Japan’s relations with South Korea — its geographically closest neighbor and a fellow U.S. ally — have always been complicated, with almost cyclical ups and downs. The ebb and flow of the relationship is intimately related to historical grievances that have existed between the two countries since their diplomatic normalization.

Under the administration of South Korean President Moon Jae-in, however, the relationship has fallen to a new low. The South Korean police chief’s visit to the Liancourt Rocks — called Takeshima by Japan, which claims the islands, and known as Dokdo in Korean — while Washington was hosting the South Korean and Japanese vice foreign ministers for a trilateral consultation, was the latest example of the fraught relationship.

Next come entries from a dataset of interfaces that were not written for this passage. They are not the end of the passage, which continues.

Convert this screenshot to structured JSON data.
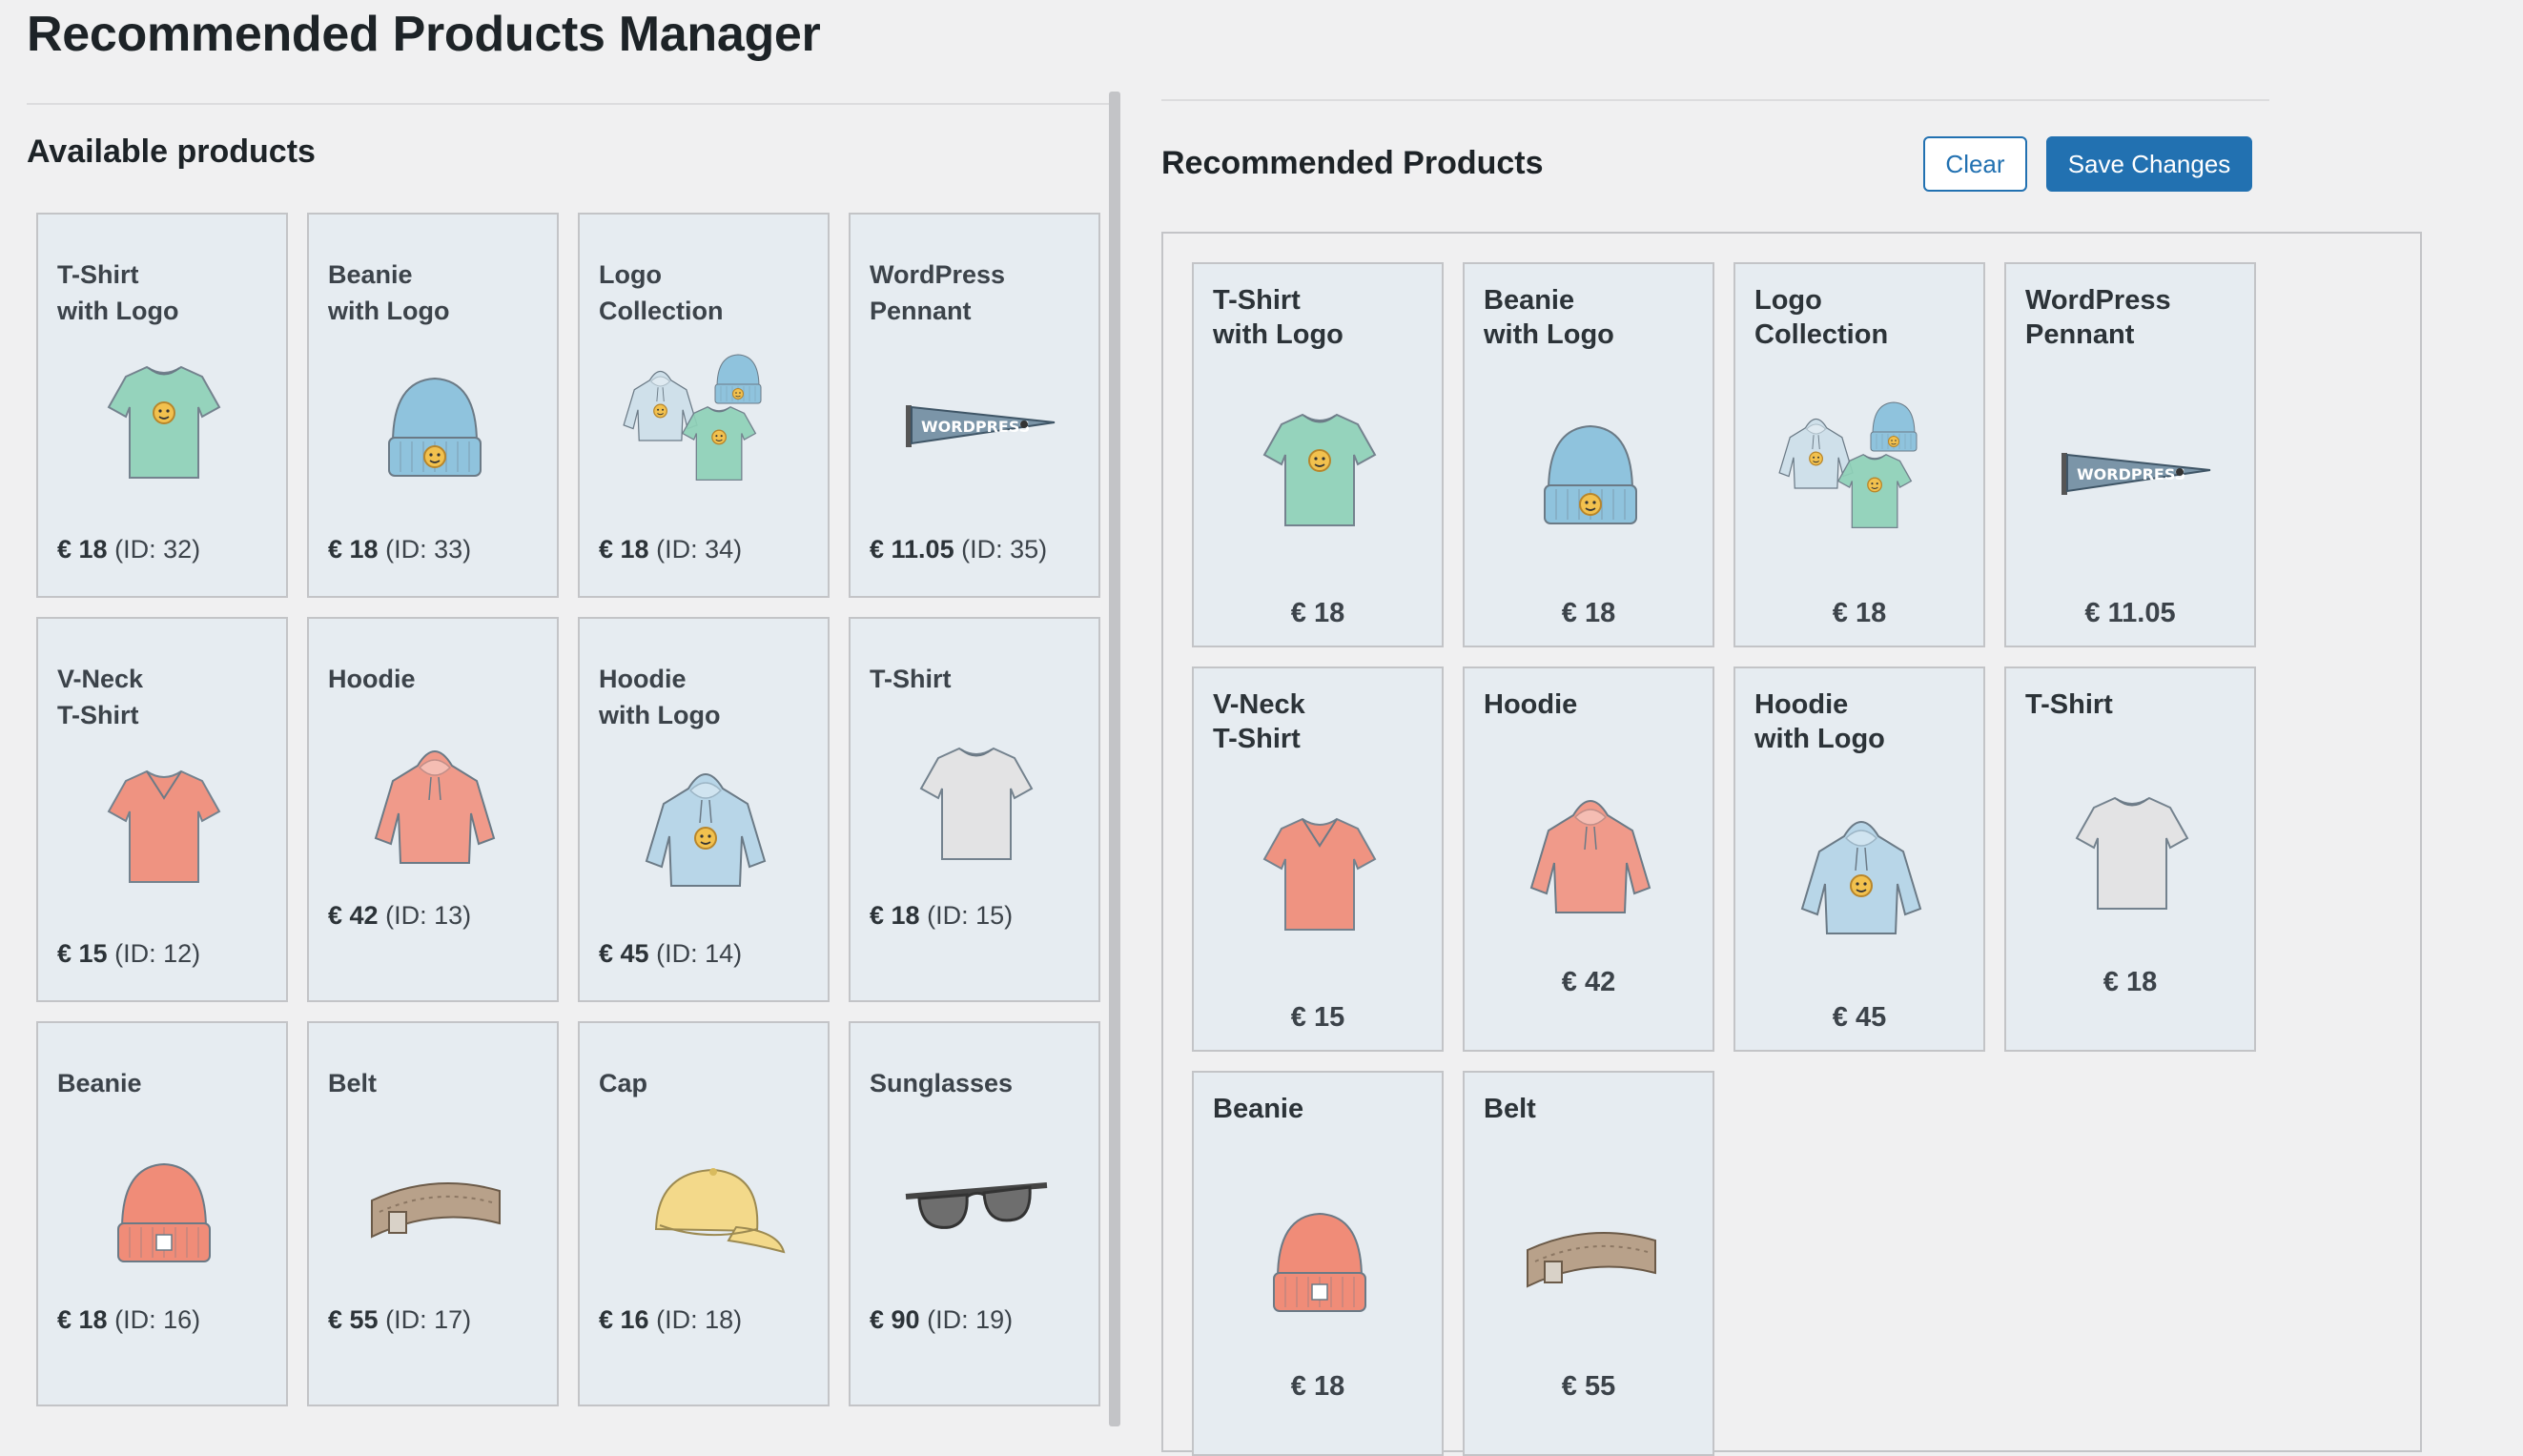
{
  "page": {
    "title": "Recommended Products Manager"
  },
  "available": {
    "heading": "Available products",
    "products": [
      {
        "name": "T-Shirt\nwith Logo",
        "price": "€ 18",
        "id_label": "(ID: 32)",
        "icon": "tshirt-logo",
        "color": "#8fd1b8"
      },
      {
        "name": "Beanie\nwith Logo",
        "price": "€ 18",
        "id_label": "(ID: 33)",
        "icon": "beanie-logo",
        "color": "#8fc3dd"
      },
      {
        "name": "Logo\nCollection",
        "price": "€ 18",
        "id_label": "(ID: 34)",
        "icon": "logo-collection",
        "color": "#8fd1b8"
      },
      {
        "name": "WordPress\nPennant",
        "price": "€ 11.05",
        "id_label": "(ID: 35)",
        "icon": "pennant",
        "color": "#7b95a8"
      },
      {
        "name": "V-Neck\nT-Shirt",
        "price": "€ 15",
        "id_label": "(ID: 12)",
        "icon": "vneck",
        "color": "#f08c78"
      },
      {
        "name": "Hoodie",
        "price": "€ 42",
        "id_label": "(ID: 13)",
        "icon": "hoodie",
        "color": "#f09a8a"
      },
      {
        "name": "Hoodie\nwith Logo",
        "price": "€ 45",
        "id_label": "(ID: 14)",
        "icon": "hoodie-logo",
        "color": "#b8d6e8"
      },
      {
        "name": "T-Shirt",
        "price": "€ 18",
        "id_label": "(ID: 15)",
        "icon": "tshirt",
        "color": "#e3e3e3"
      },
      {
        "name": "Beanie",
        "price": "€ 18",
        "id_label": "(ID: 16)",
        "icon": "beanie",
        "color": "#f08c78"
      },
      {
        "name": "Belt",
        "price": "€ 55",
        "id_label": "(ID: 17)",
        "icon": "belt",
        "color": "#b8a18a"
      },
      {
        "name": "Cap",
        "price": "€ 16",
        "id_label": "(ID: 18)",
        "icon": "cap",
        "color": "#f3d98a"
      },
      {
        "name": "Sunglasses",
        "price": "€ 90",
        "id_label": "(ID: 19)",
        "icon": "sunglasses",
        "color": "#6e6e6e"
      }
    ]
  },
  "recommended": {
    "heading": "Recommended Products",
    "clear_label": "Clear",
    "save_label": "Save Changes",
    "products": [
      {
        "name": "T-Shirt\nwith Logo",
        "price": "€ 18",
        "icon": "tshirt-logo",
        "color": "#8fd1b8"
      },
      {
        "name": "Beanie\nwith Logo",
        "price": "€ 18",
        "icon": "beanie-logo",
        "color": "#8fc3dd"
      },
      {
        "name": "Logo\nCollection",
        "price": "€ 18",
        "icon": "logo-collection",
        "color": "#8fd1b8"
      },
      {
        "name": "WordPress\nPennant",
        "price": "€ 11.05",
        "icon": "pennant",
        "color": "#7b95a8"
      },
      {
        "name": "V-Neck\nT-Shirt",
        "price": "€ 15",
        "icon": "vneck",
        "color": "#f08c78"
      },
      {
        "name": "Hoodie",
        "price": "€ 42",
        "icon": "hoodie",
        "color": "#f09a8a"
      },
      {
        "name": "Hoodie\nwith Logo",
        "price": "€ 45",
        "icon": "hoodie-logo",
        "color": "#b8d6e8"
      },
      {
        "name": "T-Shirt",
        "price": "€ 18",
        "icon": "tshirt",
        "color": "#e3e3e3"
      },
      {
        "name": "Beanie",
        "price": "€ 18",
        "icon": "beanie",
        "color": "#f08c78"
      },
      {
        "name": "Belt",
        "price": "€ 55",
        "icon": "belt",
        "color": "#b8a18a"
      }
    ]
  },
  "colors": {
    "accent": "#2271b1",
    "card_bg": "#e6ecf1",
    "card_border": "#c3c4c7",
    "page_bg": "#f0f0f1"
  }
}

The Japanese vice foreign minister subsequently refused to hold a joint press conference in protest. The episode was a reminder that there is little hope left for improvement in Japan-South Korea relations before Moon leaves office in May 2022.